After RATM’s breakup, de la Rocha worked on a solo album he had been recording since before the band’s dissolution, working with DJ Shadow, El-P, Muggs, Dan The Automator, Roni Size, DJ Premier, and The Roots’ Questlove with production partner James Poyser. The album never came to fruition, and de la Rocha started a new collaboration with Trent Reznor of Nine Inch Nails, in which around 20 tracks were produced. Reznor thought the work was “excellent”. In 2000, de la Rocha appeared on the song “Centre of the Storm”, from the Roni Size/Reprazent album In The Mode, while in 2002, he appeared in a minor role in the first part of the Blackalicious song “Release” on the album Blazing Arrow.
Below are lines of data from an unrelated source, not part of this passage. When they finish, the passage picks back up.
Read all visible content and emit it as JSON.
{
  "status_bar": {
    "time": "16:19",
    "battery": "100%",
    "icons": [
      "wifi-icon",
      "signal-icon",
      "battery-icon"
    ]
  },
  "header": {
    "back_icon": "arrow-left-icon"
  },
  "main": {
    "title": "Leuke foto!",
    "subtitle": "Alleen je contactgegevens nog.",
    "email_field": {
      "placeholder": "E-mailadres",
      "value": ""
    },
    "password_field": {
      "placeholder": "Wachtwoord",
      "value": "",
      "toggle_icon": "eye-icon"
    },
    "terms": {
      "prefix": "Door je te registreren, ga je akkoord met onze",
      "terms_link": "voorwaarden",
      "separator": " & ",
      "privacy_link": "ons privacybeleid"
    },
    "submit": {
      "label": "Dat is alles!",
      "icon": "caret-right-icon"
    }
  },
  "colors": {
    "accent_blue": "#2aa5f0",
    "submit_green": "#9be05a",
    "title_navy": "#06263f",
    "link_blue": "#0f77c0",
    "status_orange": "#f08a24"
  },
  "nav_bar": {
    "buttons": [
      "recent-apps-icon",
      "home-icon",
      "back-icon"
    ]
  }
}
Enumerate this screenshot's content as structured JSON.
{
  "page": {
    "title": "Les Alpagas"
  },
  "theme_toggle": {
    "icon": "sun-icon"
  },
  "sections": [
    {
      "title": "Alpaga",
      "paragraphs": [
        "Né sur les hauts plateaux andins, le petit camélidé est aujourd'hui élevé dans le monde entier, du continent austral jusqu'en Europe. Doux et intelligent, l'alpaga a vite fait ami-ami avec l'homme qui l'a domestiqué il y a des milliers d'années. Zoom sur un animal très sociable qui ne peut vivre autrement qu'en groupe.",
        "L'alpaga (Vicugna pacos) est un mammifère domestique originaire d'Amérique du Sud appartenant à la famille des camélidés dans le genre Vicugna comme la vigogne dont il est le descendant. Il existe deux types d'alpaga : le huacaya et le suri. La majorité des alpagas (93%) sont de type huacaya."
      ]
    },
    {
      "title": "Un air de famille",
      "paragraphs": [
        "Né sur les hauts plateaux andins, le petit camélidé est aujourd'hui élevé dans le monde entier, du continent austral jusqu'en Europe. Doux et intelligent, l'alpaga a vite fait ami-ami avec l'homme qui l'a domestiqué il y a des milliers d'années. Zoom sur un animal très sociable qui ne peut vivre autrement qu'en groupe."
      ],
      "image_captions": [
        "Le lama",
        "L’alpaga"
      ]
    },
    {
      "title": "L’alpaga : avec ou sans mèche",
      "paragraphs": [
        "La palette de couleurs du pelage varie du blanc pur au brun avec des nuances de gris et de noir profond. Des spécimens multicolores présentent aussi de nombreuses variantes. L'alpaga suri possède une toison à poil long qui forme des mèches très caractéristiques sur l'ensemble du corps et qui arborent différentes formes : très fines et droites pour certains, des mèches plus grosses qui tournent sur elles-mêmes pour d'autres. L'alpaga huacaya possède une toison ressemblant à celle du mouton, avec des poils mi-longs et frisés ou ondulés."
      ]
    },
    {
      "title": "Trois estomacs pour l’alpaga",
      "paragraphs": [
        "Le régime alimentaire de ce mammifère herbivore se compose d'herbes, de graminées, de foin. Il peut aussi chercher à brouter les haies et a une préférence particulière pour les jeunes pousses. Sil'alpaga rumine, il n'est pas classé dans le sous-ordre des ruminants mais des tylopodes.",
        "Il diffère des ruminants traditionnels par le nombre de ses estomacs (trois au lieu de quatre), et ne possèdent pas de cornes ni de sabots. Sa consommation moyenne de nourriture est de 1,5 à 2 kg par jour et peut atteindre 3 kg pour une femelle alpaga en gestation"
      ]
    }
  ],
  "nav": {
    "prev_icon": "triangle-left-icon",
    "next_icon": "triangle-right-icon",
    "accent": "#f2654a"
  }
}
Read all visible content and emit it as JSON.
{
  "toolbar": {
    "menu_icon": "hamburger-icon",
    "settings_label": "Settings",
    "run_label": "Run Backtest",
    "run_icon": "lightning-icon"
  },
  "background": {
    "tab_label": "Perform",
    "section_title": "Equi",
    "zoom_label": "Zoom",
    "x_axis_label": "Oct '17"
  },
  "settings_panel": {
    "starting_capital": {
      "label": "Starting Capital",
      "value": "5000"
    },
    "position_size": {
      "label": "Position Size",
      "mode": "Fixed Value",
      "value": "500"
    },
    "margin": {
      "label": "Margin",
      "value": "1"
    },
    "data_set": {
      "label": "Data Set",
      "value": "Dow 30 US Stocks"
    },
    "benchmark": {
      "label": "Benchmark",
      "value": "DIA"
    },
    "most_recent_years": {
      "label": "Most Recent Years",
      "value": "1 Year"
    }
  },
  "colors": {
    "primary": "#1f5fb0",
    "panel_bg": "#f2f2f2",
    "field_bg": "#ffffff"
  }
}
A new collaboration between de la Rocha and DJ Shadow, the song “March of Death” was released for free online in 2003 in protest against the imminent invasion of Iraq. The 2004 soundtrack Songs and Artists that Inspired Fahrenheit 9/11 included one of the collaborations with Reznor, “We Want It All”. This album also contained “No One Left”, the debut recording by former Rage Against the Machine guitarist Tom Morello as The Nightwatchman.
On October 7, 2005, de la Rocha returned to the stage with new material, performing with Son Jarocho band Son de Madera. He later spoke as MC and again performed with Son de Madera at the November 22 Concert at the Farm, a benefit concert for the South Central Farmers. In 2007 Rage Against the Machine reunited & headlined the final day of Coachella 2007. Morello and de la Rocha reunited on-stage early to perform a brief acoustic set at House of Blues in Chicago at the rally for fair food with the Coalition of Immokalee Workers (CIW). Rage Against the Machine, as a full band, headlined the final day of the 2007 Coachella Valley Music and Arts Festival on April 29. The band played in front of an EZLN backdrop to the largest crowds of the festival plus 7 more shows in the United States in 2007, and in January 2008, they played their first shows outside the US as part of the Big Day Out Festival in Australia and New Zealand. The band has since continued to tour around the world, headlining many large festivals in Europe and the United States, including Lollapalooza in Chicago.